I've only just found these book reviews of my July 14 2008 novels Bukkakeworld and Planet of the Owls on Amazon so I'd like to a) thank reader "Steve" for his FIVE STAR reviews and b) encourage the readers of this blog to check these books out.
Planet of the Owls
by Mike Philbin
Possibly one of the strangest books I've ever read,
August 14, 2009
A very strange and terrifying book.
The nightmarish surrealism is what I love about all of his books. Philbin never fails to deliver the goods when it comes creating fiction that is original and full of creative narrative that explodes with vibrant metaphors and graphic description.
This books is not for those with weak stomachs or those adults with the sensibilities of a four-year old who would get offended at the first sight of human nudity. But keep in mind, there is nothing written in a book that doesn't reflect the real world somehow. I find that horror books are here to remind us that we're in Hell and we better get use to it. Reading horror novels, for me, is a way of confronting insanity on another level. At least you can escape from the nightmares of a book, but the nightmare we call reality, no matter how little we try to make our worlds, we cannot escape from. If you can't confront the nightmares in a book, how are you ever going to confront the real thing when it arrives, bursting through the locked doors of your domestic prison?
So read this book! It'll be good for you!
Who knows, the real apolocalypse may consist of giant birds feasting on human beings and raping them to produce strange hybrids. At least if you read this book, you'll be more prepared for it. And if not, at least you'll find some entertainment in a story well told.
by Mike Philbin
A strange, entertaining read,
November 10, 2008
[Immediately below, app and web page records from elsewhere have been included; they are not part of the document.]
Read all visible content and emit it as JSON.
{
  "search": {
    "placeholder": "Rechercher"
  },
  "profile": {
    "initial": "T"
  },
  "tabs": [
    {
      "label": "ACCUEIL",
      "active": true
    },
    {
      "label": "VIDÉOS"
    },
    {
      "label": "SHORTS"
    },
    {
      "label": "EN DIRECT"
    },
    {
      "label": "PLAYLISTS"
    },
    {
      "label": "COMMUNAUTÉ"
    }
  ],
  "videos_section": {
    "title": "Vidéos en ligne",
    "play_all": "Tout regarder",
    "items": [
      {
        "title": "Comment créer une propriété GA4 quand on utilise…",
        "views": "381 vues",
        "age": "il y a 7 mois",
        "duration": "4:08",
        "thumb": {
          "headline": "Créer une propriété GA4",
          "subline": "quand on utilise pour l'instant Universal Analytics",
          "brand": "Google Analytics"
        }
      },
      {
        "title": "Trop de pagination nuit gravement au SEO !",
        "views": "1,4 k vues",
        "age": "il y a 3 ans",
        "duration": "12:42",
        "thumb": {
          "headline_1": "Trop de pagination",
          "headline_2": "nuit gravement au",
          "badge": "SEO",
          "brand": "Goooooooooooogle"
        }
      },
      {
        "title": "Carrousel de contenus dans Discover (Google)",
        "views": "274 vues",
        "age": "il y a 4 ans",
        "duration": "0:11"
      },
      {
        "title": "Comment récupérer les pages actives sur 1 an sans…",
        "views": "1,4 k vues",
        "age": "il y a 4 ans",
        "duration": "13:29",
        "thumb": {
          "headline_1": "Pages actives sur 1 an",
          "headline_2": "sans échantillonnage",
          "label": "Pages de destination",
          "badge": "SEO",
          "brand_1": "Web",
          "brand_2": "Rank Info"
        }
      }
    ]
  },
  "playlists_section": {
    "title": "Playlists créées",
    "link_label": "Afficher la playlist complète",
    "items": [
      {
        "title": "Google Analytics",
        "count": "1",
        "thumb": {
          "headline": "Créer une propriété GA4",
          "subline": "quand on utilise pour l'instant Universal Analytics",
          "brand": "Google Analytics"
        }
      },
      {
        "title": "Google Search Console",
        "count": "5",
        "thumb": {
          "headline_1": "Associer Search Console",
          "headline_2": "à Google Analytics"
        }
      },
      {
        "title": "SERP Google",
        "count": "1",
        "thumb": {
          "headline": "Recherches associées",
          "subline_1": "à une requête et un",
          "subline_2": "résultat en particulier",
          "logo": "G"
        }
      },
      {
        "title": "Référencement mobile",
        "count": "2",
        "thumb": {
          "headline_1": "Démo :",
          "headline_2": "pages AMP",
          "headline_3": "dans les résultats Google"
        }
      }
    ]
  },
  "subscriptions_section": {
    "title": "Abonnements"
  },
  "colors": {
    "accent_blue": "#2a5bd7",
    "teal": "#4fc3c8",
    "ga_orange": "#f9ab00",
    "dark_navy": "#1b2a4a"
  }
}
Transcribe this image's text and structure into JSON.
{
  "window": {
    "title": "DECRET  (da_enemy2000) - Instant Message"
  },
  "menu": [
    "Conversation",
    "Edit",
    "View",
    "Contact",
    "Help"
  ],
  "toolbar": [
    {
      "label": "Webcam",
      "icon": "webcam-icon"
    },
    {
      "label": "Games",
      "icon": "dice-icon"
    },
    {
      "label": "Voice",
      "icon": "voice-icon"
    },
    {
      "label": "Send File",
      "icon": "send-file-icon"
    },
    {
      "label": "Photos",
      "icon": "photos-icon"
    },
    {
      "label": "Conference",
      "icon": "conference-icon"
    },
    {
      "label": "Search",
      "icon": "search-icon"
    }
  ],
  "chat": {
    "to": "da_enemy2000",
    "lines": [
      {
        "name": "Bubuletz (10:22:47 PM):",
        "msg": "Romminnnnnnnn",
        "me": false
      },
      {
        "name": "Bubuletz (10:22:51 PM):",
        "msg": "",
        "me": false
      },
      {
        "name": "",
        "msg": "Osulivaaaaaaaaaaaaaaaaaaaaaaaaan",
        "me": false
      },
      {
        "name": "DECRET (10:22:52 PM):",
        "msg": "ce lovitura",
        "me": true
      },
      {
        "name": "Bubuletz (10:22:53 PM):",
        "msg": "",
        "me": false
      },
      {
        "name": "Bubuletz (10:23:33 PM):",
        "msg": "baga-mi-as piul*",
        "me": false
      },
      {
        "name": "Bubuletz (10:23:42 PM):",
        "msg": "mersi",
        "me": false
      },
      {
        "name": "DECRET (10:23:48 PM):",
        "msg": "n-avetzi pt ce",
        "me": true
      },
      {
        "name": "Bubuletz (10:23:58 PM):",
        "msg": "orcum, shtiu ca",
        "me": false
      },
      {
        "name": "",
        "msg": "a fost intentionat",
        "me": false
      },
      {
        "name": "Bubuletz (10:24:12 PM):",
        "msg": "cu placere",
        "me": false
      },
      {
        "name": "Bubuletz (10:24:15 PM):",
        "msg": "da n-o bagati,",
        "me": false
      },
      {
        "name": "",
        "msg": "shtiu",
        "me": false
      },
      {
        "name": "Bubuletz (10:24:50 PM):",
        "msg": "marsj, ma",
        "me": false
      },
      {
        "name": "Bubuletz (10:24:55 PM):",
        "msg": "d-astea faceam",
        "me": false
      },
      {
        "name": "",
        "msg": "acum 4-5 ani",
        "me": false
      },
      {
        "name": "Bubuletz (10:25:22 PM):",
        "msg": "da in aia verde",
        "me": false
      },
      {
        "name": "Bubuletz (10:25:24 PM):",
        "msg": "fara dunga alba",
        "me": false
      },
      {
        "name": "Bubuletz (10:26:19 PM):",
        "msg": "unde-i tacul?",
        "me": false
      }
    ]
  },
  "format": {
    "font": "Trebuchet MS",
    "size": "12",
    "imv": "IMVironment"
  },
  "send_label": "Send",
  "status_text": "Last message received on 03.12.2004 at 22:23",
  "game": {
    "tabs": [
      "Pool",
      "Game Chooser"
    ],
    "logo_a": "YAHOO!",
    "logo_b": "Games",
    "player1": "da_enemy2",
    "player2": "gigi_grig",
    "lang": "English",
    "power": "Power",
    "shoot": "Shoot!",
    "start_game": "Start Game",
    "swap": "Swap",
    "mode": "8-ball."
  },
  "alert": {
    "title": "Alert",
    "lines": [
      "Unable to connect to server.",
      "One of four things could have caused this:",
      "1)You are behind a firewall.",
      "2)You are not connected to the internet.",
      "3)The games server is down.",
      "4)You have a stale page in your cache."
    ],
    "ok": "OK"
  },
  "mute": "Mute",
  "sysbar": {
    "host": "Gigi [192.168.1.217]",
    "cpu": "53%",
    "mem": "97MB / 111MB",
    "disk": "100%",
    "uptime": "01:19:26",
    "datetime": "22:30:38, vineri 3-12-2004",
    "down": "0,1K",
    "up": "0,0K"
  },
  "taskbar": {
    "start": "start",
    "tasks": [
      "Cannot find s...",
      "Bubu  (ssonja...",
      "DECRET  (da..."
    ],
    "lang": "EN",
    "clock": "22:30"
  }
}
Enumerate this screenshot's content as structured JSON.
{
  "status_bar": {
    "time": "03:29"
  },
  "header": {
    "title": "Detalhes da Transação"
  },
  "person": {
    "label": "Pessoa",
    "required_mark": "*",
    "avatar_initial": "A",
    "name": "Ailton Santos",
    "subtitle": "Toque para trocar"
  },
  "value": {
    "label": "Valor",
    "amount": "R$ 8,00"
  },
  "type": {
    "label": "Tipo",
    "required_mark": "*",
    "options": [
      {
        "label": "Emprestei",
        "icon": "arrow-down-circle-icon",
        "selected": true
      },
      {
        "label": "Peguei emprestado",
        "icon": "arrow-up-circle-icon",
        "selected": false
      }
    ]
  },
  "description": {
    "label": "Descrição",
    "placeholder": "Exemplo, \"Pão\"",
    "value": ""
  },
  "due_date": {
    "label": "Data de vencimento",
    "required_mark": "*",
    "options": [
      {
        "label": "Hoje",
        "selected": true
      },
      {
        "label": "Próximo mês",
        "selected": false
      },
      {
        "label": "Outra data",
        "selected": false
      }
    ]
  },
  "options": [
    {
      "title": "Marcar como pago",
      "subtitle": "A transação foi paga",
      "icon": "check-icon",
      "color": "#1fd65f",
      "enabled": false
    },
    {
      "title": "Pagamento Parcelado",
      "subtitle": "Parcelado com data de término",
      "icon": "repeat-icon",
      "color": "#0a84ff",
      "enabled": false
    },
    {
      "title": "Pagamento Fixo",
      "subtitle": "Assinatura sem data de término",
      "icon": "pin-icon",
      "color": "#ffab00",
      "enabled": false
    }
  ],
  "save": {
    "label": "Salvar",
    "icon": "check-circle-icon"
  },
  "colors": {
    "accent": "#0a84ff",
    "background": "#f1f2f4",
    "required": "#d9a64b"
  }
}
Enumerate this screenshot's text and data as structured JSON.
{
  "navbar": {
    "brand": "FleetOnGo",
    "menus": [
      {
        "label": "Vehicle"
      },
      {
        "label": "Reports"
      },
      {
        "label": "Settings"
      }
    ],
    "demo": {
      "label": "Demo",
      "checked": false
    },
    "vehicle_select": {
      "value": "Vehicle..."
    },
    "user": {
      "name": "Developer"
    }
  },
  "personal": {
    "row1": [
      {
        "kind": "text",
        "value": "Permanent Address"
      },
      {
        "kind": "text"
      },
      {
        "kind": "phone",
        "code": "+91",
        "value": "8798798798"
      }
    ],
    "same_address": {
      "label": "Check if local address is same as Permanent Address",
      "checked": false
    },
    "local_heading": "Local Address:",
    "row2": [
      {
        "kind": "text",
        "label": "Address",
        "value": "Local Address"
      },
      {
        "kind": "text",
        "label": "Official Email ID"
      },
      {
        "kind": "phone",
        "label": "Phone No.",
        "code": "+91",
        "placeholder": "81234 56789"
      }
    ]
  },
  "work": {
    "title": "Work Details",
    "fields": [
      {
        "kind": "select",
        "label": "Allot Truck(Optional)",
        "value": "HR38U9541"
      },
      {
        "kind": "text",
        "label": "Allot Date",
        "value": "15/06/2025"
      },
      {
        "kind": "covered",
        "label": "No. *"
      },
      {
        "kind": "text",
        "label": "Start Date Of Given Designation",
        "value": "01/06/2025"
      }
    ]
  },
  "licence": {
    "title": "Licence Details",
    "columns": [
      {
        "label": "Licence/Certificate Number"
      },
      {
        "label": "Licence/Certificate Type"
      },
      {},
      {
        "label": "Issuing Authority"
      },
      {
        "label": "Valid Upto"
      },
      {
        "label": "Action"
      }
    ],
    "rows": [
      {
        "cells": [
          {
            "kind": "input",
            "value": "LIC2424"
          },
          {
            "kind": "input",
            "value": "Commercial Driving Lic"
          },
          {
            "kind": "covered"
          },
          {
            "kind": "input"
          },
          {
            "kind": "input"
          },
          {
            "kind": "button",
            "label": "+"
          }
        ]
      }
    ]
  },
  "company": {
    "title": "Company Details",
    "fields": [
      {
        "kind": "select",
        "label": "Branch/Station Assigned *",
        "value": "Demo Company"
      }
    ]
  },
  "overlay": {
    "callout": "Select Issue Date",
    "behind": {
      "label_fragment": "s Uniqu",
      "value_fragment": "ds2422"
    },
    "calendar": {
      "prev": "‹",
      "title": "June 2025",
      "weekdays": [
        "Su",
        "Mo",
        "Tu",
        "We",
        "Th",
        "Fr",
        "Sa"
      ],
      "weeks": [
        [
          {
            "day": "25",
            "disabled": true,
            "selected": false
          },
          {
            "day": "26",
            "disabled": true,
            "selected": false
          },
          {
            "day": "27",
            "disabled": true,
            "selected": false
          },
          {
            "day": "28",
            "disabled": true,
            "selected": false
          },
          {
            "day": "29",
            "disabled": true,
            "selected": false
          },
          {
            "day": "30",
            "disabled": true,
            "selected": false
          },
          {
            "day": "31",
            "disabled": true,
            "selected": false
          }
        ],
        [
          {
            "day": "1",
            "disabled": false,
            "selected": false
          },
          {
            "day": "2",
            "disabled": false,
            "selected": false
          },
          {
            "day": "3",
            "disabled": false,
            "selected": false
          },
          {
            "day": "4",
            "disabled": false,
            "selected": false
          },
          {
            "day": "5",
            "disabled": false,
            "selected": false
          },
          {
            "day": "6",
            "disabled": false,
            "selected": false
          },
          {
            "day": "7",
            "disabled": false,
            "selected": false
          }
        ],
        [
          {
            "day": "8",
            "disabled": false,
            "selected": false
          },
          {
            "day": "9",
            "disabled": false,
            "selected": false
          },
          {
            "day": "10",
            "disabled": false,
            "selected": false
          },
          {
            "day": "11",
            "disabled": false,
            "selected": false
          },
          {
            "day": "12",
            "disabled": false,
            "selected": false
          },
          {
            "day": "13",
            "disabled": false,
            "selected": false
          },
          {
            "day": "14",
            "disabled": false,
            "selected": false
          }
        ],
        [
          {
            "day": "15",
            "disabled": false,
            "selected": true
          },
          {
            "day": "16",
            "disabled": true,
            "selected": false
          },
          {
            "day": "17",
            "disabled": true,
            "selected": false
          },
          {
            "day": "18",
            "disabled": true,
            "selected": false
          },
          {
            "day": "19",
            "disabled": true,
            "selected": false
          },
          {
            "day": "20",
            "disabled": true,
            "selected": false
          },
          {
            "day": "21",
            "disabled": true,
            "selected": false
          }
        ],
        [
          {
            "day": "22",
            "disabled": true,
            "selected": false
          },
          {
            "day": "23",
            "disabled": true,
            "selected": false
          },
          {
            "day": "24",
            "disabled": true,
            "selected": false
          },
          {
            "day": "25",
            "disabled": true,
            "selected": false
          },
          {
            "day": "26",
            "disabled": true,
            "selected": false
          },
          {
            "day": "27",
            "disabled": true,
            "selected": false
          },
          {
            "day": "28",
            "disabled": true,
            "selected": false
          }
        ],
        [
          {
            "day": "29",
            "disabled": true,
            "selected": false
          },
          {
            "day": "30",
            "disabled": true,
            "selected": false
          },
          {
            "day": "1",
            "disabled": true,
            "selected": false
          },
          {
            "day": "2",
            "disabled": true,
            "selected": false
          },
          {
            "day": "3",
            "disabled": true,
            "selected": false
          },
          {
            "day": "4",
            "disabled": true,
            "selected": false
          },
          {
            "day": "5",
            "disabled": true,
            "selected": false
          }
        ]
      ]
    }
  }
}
This book was not as predictable as I orginally thought it was going to be, I underestimated the writer when I thought so. There seemed to be no limits as to where this story might go, and it went a lot of places. The writer did not put his imagination on a leash to walk through pages of easily discernable metaphors for corporate abuse. Yes, there's the bukakke shooting down from all directions and the constant degradation, but that's just the setup. The true heart of the story lies in the events that take place within the story. A story so weird and alien, written in an amazing style of prose, it'll be impossible for me to forget.